__EXERCISE AIM__: In the entries below, find each line with the word "JSON" and return it.

__DATA FOR REVIEW__:

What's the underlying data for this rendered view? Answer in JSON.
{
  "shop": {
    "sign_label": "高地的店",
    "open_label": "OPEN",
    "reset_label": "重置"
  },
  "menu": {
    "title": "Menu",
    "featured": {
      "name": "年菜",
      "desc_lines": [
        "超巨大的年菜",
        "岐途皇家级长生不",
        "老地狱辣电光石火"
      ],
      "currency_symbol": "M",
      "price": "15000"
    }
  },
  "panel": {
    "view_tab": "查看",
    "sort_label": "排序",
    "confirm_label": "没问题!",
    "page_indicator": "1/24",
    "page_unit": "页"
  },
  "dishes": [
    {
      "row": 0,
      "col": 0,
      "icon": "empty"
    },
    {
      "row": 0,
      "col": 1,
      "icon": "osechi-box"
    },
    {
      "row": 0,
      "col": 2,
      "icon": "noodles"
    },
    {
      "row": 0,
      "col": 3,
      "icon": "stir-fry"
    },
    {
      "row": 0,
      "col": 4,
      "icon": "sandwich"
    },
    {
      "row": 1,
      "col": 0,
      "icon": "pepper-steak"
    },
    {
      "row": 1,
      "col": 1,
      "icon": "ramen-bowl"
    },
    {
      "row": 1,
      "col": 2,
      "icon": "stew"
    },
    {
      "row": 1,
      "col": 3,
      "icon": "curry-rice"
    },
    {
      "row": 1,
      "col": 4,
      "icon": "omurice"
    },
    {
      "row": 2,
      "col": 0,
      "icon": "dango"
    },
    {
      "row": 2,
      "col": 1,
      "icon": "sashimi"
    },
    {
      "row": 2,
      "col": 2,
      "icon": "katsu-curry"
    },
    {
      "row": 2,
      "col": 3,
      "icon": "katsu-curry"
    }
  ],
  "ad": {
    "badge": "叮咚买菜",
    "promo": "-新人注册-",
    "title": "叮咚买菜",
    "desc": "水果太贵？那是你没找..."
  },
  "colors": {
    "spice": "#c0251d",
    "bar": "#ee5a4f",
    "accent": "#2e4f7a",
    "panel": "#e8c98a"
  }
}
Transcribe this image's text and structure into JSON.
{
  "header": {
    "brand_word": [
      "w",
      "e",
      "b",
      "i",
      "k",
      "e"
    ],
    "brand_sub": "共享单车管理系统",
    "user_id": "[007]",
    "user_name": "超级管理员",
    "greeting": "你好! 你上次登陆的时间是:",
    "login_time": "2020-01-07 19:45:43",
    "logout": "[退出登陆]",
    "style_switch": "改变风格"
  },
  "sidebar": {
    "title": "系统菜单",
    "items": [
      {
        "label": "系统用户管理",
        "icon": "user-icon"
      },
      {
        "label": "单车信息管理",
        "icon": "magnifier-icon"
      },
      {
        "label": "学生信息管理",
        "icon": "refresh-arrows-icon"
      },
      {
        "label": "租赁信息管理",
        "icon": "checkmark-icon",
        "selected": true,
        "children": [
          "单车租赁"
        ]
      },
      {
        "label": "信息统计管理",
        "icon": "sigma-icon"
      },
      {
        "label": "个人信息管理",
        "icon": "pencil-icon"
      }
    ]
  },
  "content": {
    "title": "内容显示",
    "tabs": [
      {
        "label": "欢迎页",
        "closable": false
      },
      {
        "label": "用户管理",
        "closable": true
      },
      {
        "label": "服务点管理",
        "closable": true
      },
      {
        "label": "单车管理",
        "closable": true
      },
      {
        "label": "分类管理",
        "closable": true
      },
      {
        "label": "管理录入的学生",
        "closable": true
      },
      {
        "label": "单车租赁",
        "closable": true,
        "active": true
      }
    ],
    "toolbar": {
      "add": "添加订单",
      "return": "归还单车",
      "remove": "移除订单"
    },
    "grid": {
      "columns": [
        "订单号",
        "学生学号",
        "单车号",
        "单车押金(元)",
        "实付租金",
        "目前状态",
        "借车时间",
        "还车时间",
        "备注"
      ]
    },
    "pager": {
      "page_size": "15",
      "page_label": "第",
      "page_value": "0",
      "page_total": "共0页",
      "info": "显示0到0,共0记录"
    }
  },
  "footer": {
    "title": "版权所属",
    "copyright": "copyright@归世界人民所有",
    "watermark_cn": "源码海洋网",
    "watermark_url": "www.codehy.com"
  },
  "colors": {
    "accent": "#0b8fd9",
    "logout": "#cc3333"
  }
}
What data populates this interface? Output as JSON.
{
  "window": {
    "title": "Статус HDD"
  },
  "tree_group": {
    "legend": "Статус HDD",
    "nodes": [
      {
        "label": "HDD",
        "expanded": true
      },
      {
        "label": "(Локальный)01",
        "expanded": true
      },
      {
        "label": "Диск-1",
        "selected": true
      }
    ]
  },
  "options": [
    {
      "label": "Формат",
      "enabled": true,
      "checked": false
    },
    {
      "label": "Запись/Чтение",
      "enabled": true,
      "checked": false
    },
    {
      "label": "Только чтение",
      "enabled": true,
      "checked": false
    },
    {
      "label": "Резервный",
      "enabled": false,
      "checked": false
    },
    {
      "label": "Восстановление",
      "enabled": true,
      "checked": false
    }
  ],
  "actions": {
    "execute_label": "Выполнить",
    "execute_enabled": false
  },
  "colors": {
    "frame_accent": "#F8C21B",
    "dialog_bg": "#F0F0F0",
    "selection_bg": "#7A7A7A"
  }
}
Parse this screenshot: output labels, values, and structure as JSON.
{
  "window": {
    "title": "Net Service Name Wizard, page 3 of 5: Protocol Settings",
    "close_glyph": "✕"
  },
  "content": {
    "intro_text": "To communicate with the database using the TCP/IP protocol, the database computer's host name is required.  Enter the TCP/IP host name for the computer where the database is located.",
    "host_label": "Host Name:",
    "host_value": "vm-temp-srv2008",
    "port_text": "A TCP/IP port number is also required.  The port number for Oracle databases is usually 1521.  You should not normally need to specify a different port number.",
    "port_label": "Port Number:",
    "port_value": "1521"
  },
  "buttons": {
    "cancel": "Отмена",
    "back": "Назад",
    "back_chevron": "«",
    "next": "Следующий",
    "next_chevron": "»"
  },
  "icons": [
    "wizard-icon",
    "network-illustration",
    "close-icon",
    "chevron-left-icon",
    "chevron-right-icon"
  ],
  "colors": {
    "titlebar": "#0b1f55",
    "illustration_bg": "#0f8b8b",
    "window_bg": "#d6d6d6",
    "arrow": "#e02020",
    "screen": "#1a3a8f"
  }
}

__OUTPUT OF THE TASK__:
What's the underlying data for this rendered view? Answer in JSON.
Transcribe this image's text and structure into JSON.
What data populates this interface? Output as JSON.
Parse this screenshot: output labels, values, and structure as JSON.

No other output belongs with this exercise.